─── Supplied data

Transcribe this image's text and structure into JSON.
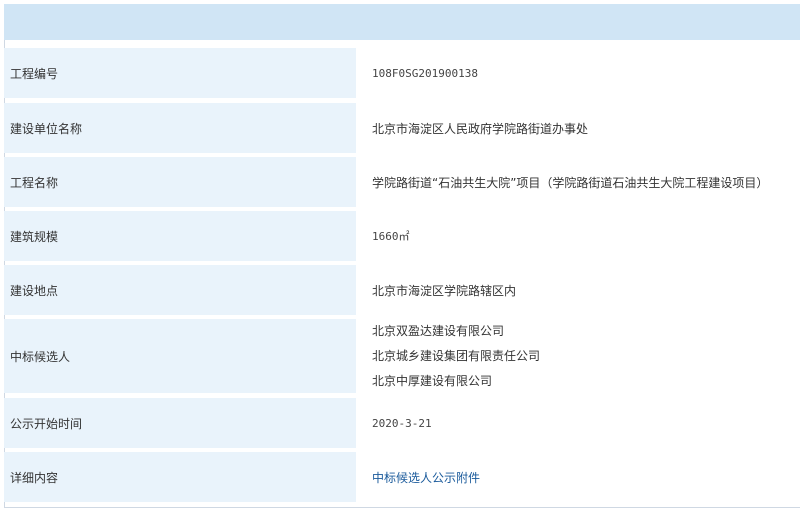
{
  "colors": {
    "header": "#d0e5f5",
    "label_bg": "#e9f3fb",
    "link": "#1a5a9b"
  },
  "rows": {
    "project_number": {
      "label": "工程编号",
      "value": "108F0SG201900138"
    },
    "builder": {
      "label": "建设单位名称",
      "value": "北京市海淀区人民政府学院路街道办事处"
    },
    "project_name": {
      "label": "工程名称",
      "value": "学院路街道“石油共生大院”项目（学院路街道石油共生大院工程建设项目）"
    },
    "scale": {
      "label": "建筑规模",
      "value": "1660㎡"
    },
    "location": {
      "label": "建设地点",
      "value": "北京市海淀区学院路辖区内"
    },
    "candidates": {
      "label": "中标候选人",
      "values": [
        "北京双盈达建设有限公司",
        "北京城乡建设集团有限责任公司",
        "北京中厚建设有限公司"
      ]
    },
    "start_date": {
      "label": "公示开始时间",
      "value": "2020-3-21"
    },
    "details": {
      "label": "详细内容",
      "link_text": "中标候选人公示附件"
    }
  }
}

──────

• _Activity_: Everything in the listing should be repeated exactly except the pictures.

• _Result for this exercise_:
Transcribe this image's text and structure into JSON.
{
  "colors": {
    "header": "#d0e5f5",
    "label_bg": "#e9f3fb",
    "link": "#1a5a9b"
  },
  "rows": {
    "project_number": {
      "label": "工程编号",
      "value": "108F0SG201900138"
    },
    "builder": {
      "label": "建设单位名称",
      "value": "北京市海淀区人民政府学院路街道办事处"
    },
    "project_name": {
      "label": "工程名称",
      "value": "学院路街道“石油共生大院”项目（学院路街道石油共生大院工程建设项目）"
    },
    "scale": {
      "label": "建筑规模",
      "value": "1660㎡"
    },
    "location": {
      "label": "建设地点",
      "value": "北京市海淀区学院路辖区内"
    },
    "candidates": {
      "label": "中标候选人",
      "values": [
        "北京双盈达建设有限公司",
        "北京城乡建设集团有限责任公司",
        "北京中厚建设有限公司"
      ]
    },
    "start_date": {
      "label": "公示开始时间",
      "value": "2020-3-21"
    },
    "details": {
      "label": "详细内容",
      "link_text": "中标候选人公示附件"
    }
  }
}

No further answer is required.